Christian leadership is not about our own betterment, but rather the betterment of others. It is about leading others in a way where they see the Father’s heart in action (Luke 15:11-32) and get a glimpse of the Kingdom of God (Luke 4:43, Mark 1:15, Luke 8:1).
1 Peter 4:10-11 states, “Each of you should use whatever gift you have received to serve others, as faithful stewards of God’s grace in its various forms. If anyone speaks, they should do so as one who speaks the very words of God. If anyone serves, he should do it with the strength God provides so that in all things God may be praised through Jesus Christ…”.
Swimming against the social media tide of self-aggrandizement is a constant struggle. The constant promotion of the leader as the hero, the one having it all, stands in stark contrast to the biblical ideal. However, we are given an excellent model in Christ who challenges us to focus on others and to raise them up, especially the marginalized, broken and downtrodden.
5. Loving people is about boundaries and saying no!
Having said that, we may get the illusion that Christian leadership is about heading up one big happy, issue-free family. But looking at the life and acts of Paul we see a story of an apostle who did a lot of correcting, teaching and sometimes even confronting.
Paul speaking to his protégé Timothy states, “For God did not give us a spirit of timidity, but a spirit of power, of love and of self-discipline 2 Timothy 1:7”. When I read Paul’s letters, I imagine an incredibly strong man who did not suffer fools gladly, as we see with John Mark being removed from his ministry trip (Acts 15:38). We see the same strength of resolve when Paul confronts Peter in Antioch about circumcising new Christians (Acts 15).
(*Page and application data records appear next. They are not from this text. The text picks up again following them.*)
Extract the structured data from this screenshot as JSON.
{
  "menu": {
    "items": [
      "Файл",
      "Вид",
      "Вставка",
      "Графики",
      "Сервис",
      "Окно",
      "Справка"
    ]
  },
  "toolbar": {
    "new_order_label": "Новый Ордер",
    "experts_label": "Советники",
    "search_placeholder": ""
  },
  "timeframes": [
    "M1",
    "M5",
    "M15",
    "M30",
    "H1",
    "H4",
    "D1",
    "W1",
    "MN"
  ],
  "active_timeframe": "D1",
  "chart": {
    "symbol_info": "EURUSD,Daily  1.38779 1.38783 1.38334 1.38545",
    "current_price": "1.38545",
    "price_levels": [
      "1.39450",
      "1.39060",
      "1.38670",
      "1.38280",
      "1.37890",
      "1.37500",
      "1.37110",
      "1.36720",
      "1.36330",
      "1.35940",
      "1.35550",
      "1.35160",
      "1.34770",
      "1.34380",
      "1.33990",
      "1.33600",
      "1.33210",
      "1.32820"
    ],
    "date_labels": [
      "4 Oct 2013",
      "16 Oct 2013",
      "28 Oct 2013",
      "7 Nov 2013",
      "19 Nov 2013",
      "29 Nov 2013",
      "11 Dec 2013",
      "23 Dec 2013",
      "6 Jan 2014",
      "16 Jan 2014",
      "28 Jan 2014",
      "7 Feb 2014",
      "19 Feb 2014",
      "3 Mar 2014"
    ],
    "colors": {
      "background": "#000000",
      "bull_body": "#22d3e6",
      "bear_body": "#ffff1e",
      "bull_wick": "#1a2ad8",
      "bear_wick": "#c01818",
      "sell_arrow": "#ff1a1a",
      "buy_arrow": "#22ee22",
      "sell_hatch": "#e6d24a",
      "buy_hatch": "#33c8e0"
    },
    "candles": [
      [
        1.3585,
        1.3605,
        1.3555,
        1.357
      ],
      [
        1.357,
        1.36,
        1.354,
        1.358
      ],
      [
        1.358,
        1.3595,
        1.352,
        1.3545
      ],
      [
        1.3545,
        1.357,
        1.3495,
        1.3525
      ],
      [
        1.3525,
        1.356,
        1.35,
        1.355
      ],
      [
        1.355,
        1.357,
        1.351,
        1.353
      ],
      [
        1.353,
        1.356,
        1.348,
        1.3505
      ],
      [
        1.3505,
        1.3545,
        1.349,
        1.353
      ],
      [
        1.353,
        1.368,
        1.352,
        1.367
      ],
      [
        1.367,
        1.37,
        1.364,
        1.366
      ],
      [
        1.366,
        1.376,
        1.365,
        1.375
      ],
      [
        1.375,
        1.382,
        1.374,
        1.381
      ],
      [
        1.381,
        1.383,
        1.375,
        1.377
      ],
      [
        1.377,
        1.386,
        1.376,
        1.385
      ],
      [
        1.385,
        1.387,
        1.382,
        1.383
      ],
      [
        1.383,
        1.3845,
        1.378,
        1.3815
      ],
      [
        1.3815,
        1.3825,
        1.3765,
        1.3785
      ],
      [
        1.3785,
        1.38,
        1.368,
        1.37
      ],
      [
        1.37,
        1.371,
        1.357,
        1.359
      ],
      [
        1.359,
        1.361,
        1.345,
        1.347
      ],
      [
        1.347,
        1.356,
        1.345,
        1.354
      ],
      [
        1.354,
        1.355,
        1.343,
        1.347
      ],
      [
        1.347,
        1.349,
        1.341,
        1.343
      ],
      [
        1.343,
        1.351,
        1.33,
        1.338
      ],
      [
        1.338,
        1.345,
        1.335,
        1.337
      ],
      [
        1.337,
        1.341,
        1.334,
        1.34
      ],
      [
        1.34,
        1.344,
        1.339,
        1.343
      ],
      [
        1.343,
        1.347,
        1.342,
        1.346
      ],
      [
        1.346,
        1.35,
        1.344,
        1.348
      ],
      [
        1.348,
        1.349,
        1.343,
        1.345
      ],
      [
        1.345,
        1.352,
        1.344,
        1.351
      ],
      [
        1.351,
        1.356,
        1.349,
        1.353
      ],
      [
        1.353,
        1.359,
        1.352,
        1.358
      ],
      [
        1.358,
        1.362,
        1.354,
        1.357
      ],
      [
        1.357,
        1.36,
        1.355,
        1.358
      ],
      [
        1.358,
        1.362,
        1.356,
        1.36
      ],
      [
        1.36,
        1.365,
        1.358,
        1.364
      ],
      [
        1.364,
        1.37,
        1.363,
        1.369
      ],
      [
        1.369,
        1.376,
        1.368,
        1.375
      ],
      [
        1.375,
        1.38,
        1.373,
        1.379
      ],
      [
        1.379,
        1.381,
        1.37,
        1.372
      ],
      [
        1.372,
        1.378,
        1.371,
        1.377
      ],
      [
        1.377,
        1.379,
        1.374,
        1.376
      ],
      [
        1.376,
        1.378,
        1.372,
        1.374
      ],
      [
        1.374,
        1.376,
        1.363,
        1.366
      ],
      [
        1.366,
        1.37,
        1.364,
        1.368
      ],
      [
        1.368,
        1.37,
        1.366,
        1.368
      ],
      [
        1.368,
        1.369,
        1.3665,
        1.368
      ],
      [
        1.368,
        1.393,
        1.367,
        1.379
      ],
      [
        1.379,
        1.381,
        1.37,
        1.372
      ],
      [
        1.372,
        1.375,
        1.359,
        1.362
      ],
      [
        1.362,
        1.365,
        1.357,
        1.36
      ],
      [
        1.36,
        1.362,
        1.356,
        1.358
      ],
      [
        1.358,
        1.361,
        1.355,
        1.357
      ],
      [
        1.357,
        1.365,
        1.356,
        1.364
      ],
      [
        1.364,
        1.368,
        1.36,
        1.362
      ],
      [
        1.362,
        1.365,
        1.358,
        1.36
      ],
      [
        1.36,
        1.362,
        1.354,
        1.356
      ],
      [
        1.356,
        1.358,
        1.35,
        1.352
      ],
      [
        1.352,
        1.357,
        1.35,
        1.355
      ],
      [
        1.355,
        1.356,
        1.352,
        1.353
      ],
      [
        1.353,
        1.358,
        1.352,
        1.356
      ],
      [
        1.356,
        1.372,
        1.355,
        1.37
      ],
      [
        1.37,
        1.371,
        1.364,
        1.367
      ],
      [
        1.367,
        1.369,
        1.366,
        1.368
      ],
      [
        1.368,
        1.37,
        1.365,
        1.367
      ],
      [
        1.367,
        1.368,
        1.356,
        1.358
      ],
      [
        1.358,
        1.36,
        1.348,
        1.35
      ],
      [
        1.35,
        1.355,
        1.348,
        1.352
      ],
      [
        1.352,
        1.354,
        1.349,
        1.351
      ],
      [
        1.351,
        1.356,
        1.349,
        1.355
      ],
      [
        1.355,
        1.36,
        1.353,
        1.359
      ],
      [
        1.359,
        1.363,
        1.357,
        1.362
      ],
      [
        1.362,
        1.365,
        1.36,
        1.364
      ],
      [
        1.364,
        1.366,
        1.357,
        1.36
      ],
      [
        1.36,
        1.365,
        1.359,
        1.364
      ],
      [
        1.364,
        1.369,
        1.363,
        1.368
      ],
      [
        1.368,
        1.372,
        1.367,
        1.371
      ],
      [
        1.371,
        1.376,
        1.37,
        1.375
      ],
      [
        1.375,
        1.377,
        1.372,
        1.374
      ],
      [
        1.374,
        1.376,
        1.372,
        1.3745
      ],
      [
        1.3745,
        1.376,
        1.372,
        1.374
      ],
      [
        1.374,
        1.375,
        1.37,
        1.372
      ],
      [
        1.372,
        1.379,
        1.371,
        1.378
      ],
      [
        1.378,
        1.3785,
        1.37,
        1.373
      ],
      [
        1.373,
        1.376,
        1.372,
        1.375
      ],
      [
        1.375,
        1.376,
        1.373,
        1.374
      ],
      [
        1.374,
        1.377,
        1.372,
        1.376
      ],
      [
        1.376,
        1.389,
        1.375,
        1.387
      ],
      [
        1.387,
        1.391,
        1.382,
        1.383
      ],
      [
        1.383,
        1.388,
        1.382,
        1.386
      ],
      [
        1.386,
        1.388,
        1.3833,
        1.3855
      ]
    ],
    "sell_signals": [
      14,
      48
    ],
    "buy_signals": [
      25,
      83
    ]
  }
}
Christian leadership is heavily rooted in love, kindness, compassion, gentleness and meekness, but it is also balanced with characteristics of self-discipline, correction, respect and truth. Ephesians 4:15 proclaims: Instead, speaking the truth in love, we will grow to become in every aspect the mature body of him who is the head, that is, Christ. Balance brings about a maturity and a fullness in who Christ has called us to be individually and as a community. When we lead, we need to provide the boundaries and structures within which people can thrive.
God calls some of us into leadership and when He calls God will equips us for the work ahead (Phil 1:6, Romans 8:30, Exodus 4:10-11, 2 Cor 9:8).
God is more interested in who we are than what we do. Our character should be modelled on Christ’s. Our ministry is easily damaged by selfish ambition or inappropriate behaviour so we need to have the right people and structures in our lives (1 Sam 16:7, Proverbs 16:2, 1 Chron 28:9).
We have the privilege sometimes of leading an entire community and this community is held together by healthy relationships which build and encourage its members for the work ahead (Ephesians 4:2, 1 Perter 4:8 Hebrews 10:25).
Boundaries set by the leader and our faith protect our community and allow all within it to grow and flourish – to be all God intended them to be (2 Timothy 3:16, Hebrews 12:6, Proverbs 3:2).